--- WORK TASK ---
Reproduce each record below in full, word for word, without images.
***** MATERIAL FOR THIS TASK *****
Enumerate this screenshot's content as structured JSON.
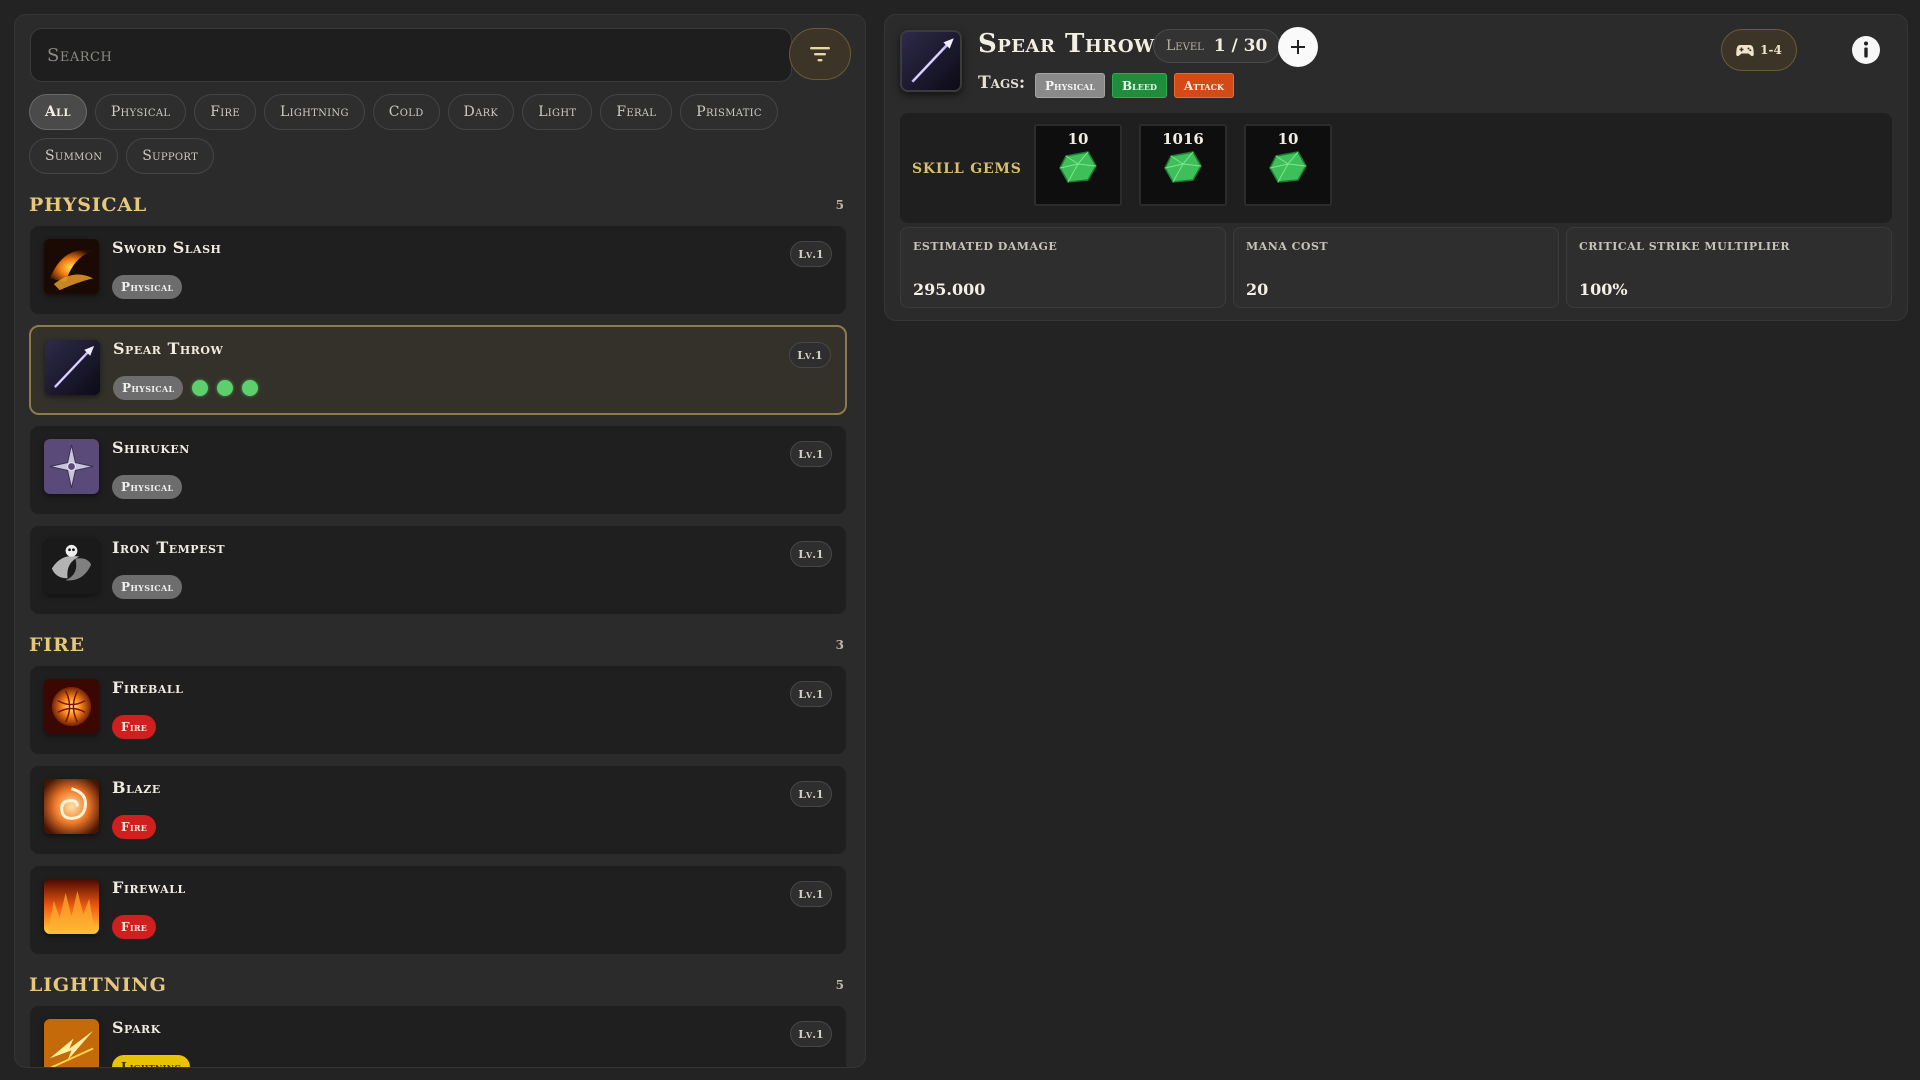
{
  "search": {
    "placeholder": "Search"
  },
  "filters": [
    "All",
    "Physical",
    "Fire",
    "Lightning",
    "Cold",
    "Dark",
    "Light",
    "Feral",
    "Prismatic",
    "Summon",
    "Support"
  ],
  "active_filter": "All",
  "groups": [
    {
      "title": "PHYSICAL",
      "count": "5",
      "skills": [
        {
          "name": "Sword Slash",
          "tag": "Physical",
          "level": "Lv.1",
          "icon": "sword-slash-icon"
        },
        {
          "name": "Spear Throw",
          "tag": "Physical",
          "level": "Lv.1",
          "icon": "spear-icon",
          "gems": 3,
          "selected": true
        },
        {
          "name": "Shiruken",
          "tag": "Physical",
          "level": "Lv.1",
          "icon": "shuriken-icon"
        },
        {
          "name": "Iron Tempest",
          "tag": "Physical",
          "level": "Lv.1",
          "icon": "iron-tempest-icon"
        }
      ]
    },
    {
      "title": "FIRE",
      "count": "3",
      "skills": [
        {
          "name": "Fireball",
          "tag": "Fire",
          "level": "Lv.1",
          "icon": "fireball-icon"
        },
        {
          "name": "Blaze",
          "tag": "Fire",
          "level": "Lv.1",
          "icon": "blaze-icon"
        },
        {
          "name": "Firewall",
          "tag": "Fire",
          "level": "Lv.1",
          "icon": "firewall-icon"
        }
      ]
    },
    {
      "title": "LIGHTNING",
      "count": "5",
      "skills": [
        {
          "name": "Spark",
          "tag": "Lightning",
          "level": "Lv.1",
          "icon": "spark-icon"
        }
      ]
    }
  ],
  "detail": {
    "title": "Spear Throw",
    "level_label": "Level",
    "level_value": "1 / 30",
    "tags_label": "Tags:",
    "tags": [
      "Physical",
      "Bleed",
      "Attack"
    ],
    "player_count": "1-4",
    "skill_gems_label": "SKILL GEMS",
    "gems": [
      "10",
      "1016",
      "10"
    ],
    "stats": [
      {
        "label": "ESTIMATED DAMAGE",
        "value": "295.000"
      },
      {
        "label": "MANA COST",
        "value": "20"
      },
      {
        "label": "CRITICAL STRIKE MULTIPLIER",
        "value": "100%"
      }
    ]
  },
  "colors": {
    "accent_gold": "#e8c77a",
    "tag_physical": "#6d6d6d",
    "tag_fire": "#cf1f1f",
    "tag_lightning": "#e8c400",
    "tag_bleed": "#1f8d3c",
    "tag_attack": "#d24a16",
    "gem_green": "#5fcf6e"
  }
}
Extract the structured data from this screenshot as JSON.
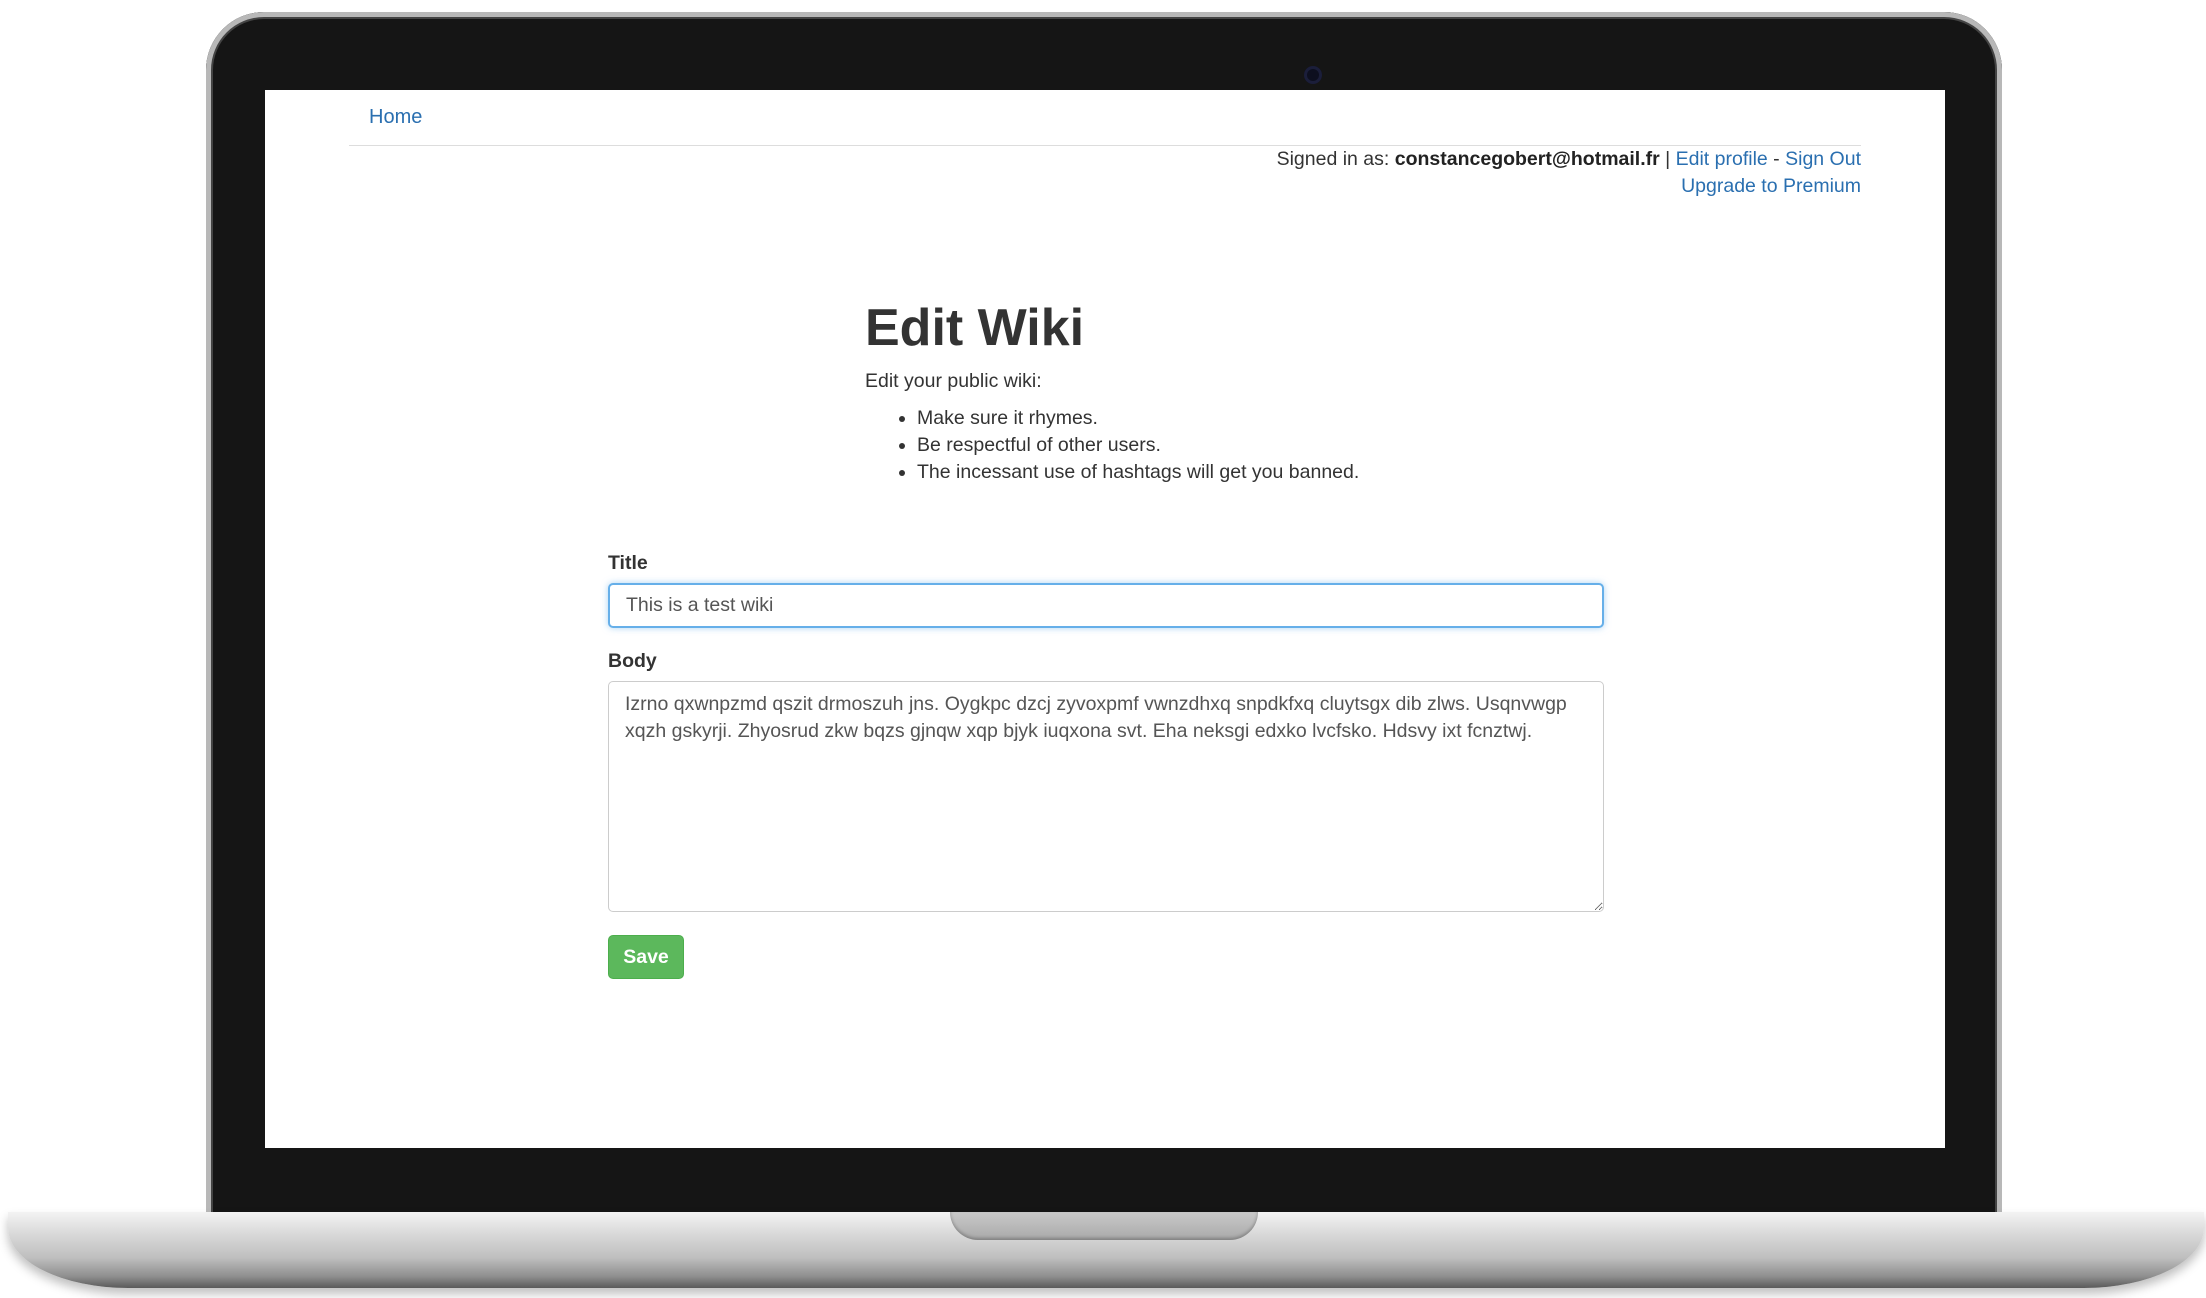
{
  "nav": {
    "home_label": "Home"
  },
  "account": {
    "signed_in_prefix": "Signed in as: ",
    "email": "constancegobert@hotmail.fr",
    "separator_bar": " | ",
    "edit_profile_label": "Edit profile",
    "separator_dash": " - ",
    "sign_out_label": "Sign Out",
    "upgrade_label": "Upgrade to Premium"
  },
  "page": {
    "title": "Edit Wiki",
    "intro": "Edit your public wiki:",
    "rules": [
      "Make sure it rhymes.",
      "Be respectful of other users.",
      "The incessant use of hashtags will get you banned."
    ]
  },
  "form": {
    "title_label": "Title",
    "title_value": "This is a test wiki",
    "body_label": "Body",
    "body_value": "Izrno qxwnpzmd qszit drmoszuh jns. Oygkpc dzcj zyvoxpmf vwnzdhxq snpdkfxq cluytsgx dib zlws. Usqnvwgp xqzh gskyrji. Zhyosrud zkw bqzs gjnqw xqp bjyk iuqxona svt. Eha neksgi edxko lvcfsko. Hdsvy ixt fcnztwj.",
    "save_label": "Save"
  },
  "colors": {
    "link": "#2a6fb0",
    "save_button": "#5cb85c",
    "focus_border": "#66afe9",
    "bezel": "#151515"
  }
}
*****
--- SOLUTION TO THE EXERCISE ---
Enumerate this screenshot's content as structured JSON.
{
  "search": {
    "placeholder": "Search"
  },
  "filters": [
    "All",
    "Physical",
    "Fire",
    "Lightning",
    "Cold",
    "Dark",
    "Light",
    "Feral",
    "Prismatic",
    "Summon",
    "Support"
  ],
  "active_filter": "All",
  "groups": [
    {
      "title": "PHYSICAL",
      "count": "5",
      "skills": [
        {
          "name": "Sword Slash",
          "tag": "Physical",
          "level": "Lv.1",
          "icon": "sword-slash-icon"
        },
        {
          "name": "Spear Throw",
          "tag": "Physical",
          "level": "Lv.1",
          "icon": "spear-icon",
          "gems": 3,
          "selected": true
        },
        {
          "name": "Shiruken",
          "tag": "Physical",
          "level": "Lv.1",
          "icon": "shuriken-icon"
        },
        {
          "name": "Iron Tempest",
          "tag": "Physical",
          "level": "Lv.1",
          "icon": "iron-tempest-icon"
        }
      ]
    },
    {
      "title": "FIRE",
      "count": "3",
      "skills": [
        {
          "name": "Fireball",
          "tag": "Fire",
          "level": "Lv.1",
          "icon": "fireball-icon"
        },
        {
          "name": "Blaze",
          "tag": "Fire",
          "level": "Lv.1",
          "icon": "blaze-icon"
        },
        {
          "name": "Firewall",
          "tag": "Fire",
          "level": "Lv.1",
          "icon": "firewall-icon"
        }
      ]
    },
    {
      "title": "LIGHTNING",
      "count": "5",
      "skills": [
        {
          "name": "Spark",
          "tag": "Lightning",
          "level": "Lv.1",
          "icon": "spark-icon"
        }
      ]
    }
  ],
  "detail": {
    "title": "Spear Throw",
    "level_label": "Level",
    "level_value": "1 / 30",
    "tags_label": "Tags:",
    "tags": [
      "Physical",
      "Bleed",
      "Attack"
    ],
    "player_count": "1-4",
    "skill_gems_label": "SKILL GEMS",
    "gems": [
      "10",
      "1016",
      "10"
    ],
    "stats": [
      {
        "label": "ESTIMATED DAMAGE",
        "value": "295.000"
      },
      {
        "label": "MANA COST",
        "value": "20"
      },
      {
        "label": "CRITICAL STRIKE MULTIPLIER",
        "value": "100%"
      }
    ]
  },
  "colors": {
    "accent_gold": "#e8c77a",
    "tag_physical": "#6d6d6d",
    "tag_fire": "#cf1f1f",
    "tag_lightning": "#e8c400",
    "tag_bleed": "#1f8d3c",
    "tag_attack": "#d24a16",
    "gem_green": "#5fcf6e"
  }
}
Extract the structured data from this screenshot as JSON.
{
  "nav": {
    "home_label": "Home"
  },
  "account": {
    "signed_in_prefix": "Signed in as: ",
    "email": "constancegobert@hotmail.fr",
    "separator_bar": " | ",
    "edit_profile_label": "Edit profile",
    "separator_dash": " - ",
    "sign_out_label": "Sign Out",
    "upgrade_label": "Upgrade to Premium"
  },
  "page": {
    "title": "Edit Wiki",
    "intro": "Edit your public wiki:",
    "rules": [
      "Make sure it rhymes.",
      "Be respectful of other users.",
      "The incessant use of hashtags will get you banned."
    ]
  },
  "form": {
    "title_label": "Title",
    "title_value": "This is a test wiki",
    "body_label": "Body",
    "body_value": "Izrno qxwnpzmd qszit drmoszuh jns. Oygkpc dzcj zyvoxpmf vwnzdhxq snpdkfxq cluytsgx dib zlws. Usqnvwgp xqzh gskyrji. Zhyosrud zkw bqzs gjnqw xqp bjyk iuqxona svt. Eha neksgi edxko lvcfsko. Hdsvy ixt fcnztwj.",
    "save_label": "Save"
  },
  "colors": {
    "link": "#2a6fb0",
    "save_button": "#5cb85c",
    "focus_border": "#66afe9",
    "bezel": "#151515"
  }
}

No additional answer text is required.